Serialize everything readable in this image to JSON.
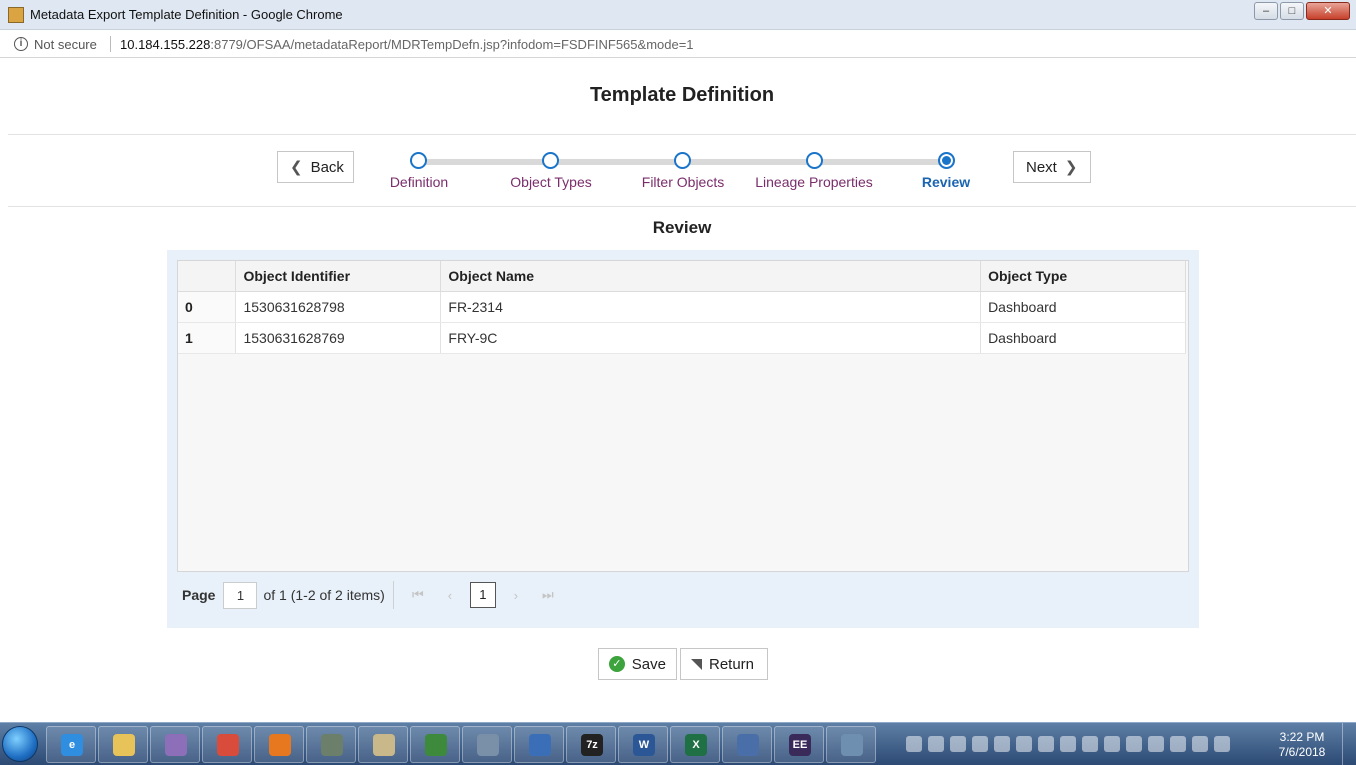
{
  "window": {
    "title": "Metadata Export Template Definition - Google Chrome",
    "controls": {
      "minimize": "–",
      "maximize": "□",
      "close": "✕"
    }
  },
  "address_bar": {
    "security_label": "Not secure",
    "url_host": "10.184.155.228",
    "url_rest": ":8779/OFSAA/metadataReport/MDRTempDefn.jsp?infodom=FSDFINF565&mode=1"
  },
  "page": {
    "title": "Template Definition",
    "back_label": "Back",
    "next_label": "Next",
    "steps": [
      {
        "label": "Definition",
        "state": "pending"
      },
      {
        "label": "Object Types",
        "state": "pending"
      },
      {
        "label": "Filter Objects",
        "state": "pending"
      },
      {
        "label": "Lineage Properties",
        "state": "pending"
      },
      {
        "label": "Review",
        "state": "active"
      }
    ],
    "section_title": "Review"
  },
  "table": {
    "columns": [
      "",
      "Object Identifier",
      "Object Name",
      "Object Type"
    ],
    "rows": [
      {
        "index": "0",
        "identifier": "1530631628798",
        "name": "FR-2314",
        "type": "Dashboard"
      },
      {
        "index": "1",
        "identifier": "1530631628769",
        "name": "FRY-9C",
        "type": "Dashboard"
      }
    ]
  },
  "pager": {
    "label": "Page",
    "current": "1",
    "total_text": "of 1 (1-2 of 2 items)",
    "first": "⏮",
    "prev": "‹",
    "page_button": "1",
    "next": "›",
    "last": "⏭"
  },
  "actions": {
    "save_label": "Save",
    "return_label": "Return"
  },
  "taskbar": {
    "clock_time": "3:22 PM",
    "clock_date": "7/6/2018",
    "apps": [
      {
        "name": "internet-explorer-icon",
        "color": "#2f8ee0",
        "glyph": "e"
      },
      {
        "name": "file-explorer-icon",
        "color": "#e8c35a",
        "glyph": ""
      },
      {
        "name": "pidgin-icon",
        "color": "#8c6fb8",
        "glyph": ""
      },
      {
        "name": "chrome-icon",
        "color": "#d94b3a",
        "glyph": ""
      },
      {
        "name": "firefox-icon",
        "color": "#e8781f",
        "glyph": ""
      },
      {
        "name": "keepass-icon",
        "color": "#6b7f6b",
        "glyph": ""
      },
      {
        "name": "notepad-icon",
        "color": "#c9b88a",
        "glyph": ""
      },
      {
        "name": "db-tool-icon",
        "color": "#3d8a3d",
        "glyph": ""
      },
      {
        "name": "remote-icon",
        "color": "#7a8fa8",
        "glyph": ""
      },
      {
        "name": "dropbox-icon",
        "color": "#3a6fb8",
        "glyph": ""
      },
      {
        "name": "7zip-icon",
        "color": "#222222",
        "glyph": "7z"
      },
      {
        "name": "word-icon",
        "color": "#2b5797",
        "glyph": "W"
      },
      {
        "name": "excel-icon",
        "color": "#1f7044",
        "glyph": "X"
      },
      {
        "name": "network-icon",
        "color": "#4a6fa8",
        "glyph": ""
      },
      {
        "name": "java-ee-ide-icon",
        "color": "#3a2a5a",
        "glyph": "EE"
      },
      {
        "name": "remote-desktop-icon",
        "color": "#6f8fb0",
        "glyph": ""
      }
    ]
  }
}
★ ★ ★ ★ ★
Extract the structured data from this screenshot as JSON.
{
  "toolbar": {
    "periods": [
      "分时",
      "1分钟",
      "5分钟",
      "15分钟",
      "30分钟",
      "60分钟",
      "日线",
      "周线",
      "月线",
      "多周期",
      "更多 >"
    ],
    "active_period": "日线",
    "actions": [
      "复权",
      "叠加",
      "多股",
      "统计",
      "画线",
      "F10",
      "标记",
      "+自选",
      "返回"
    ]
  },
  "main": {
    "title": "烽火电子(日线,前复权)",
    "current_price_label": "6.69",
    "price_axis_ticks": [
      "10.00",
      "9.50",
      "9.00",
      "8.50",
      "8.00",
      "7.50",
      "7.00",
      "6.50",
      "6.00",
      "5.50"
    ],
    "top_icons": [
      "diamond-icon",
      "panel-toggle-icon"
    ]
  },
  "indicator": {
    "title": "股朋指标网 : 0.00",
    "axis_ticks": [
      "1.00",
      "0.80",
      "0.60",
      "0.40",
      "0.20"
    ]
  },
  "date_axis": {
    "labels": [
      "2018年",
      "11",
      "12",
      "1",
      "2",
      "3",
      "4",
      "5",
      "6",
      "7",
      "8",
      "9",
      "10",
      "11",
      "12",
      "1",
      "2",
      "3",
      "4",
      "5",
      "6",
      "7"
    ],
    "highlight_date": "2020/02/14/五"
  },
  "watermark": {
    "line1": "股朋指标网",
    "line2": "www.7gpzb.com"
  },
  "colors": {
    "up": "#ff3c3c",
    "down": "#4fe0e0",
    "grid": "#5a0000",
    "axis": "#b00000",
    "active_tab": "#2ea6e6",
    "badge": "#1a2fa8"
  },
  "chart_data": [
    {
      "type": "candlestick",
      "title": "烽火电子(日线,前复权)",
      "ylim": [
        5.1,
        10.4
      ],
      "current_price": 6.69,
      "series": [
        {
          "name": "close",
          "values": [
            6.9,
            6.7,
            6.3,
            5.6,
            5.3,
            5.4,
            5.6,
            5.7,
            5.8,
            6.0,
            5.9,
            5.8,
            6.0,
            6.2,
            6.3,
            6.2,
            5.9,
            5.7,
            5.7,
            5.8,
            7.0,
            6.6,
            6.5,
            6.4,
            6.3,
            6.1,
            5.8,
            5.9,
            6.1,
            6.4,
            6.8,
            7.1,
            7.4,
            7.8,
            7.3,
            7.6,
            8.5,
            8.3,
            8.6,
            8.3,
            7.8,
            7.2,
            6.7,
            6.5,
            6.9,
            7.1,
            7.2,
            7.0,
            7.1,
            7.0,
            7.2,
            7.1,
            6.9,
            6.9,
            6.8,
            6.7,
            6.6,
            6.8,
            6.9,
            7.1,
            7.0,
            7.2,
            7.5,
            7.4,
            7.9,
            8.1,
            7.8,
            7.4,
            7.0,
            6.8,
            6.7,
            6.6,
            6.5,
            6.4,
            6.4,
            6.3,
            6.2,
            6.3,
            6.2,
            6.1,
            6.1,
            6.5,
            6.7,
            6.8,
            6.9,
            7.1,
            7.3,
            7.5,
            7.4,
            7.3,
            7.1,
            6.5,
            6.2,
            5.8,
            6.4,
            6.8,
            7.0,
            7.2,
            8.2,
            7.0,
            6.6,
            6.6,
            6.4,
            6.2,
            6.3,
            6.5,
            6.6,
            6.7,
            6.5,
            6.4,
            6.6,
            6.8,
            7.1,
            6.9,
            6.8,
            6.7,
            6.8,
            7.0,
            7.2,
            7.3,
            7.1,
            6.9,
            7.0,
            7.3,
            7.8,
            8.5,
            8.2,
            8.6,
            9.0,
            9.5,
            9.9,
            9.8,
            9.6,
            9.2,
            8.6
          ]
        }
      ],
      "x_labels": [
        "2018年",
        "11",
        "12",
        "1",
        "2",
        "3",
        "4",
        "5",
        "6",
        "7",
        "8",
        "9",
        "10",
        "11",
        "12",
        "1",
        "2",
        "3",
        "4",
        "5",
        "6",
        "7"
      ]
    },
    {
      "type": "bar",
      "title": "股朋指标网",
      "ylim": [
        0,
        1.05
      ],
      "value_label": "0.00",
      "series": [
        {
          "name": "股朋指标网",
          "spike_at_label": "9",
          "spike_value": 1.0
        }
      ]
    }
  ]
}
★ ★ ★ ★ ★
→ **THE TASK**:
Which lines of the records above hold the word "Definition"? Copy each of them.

→ **RESPONSE TO THIS EXERCISE**:
    "title": "Metadata Export Template Definition - Google Chrome",
    "title": "Template Definition",
        "label": "Definition",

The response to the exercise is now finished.